Now I know how Steve Wozniak and the other 1970s computer pioneers felt when they only had a few kilobytes of memory to code with. That’s pretty much the same issue I faced with Android Auto in 2021!
After developing Apple CarPlay connectivity last year, we had to also offer Android Auto to our users. But the Navigation category was opened to third party developers by Google only recently. For the time being they only have limited maneuvering room on the platform and need to make careful choices.
My understanding is these limitations are there because Google wants to proceed slowly in this new category, and also for reasons of safety behind the wheel. You can’t just go developing whatever you want for the screen in a vehicle. Their reasoning is probably of a legal and regulatory nature as much as technical and commercial.
Whatever the reasons, it presents us with quite the challenge.
For instance, while Apple CarPlay lets us refresh the list of closest charging stations in real time, Android only lets us display a static list. That’s not ideal for an app that’s supposed to tell us where we should stop when we’re actually in transit. Only once the user is stopped can they access the menu and refresh the list.
Six is the magic number
Navigation apps must be built on one of seven models Google has suggested. The amount of transmitted data is also capped. We’ve had to make some tough choices, but the end result is still a pretty handy tool for EV drivers.
We stuck to the essentials, providing drivers with either the six closest stations (frozen from the last time they looked at it, that is), the person’s six favourite stations, or the last six stations visited. See a pattern here? Evidently 6 is the magic number with Android Auto – that’s the extent of its generosity in terms of real estate.
Google Maps and Waze, Google apps available on Android Auto, have visibly fewer constraints. But they’ve been in use for quite a while and, once again, Google has its reasons for limiting what we can do with them.

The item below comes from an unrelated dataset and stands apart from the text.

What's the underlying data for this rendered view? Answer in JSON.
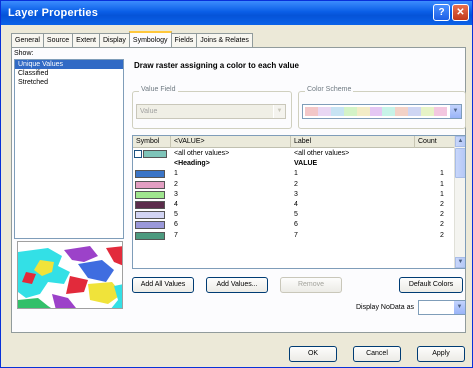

Finally, AXSO’s now had Android Auto since April 2021, and we’ll continue to expand on the work we started. Lots of navigation app suppliers, including some well-known names, are still telling their users that their services cannot be used with Android Auto. We’ve demonstrated that it is possible; you just have to make sure the product delivers a certain minimum value despite the sacrifices.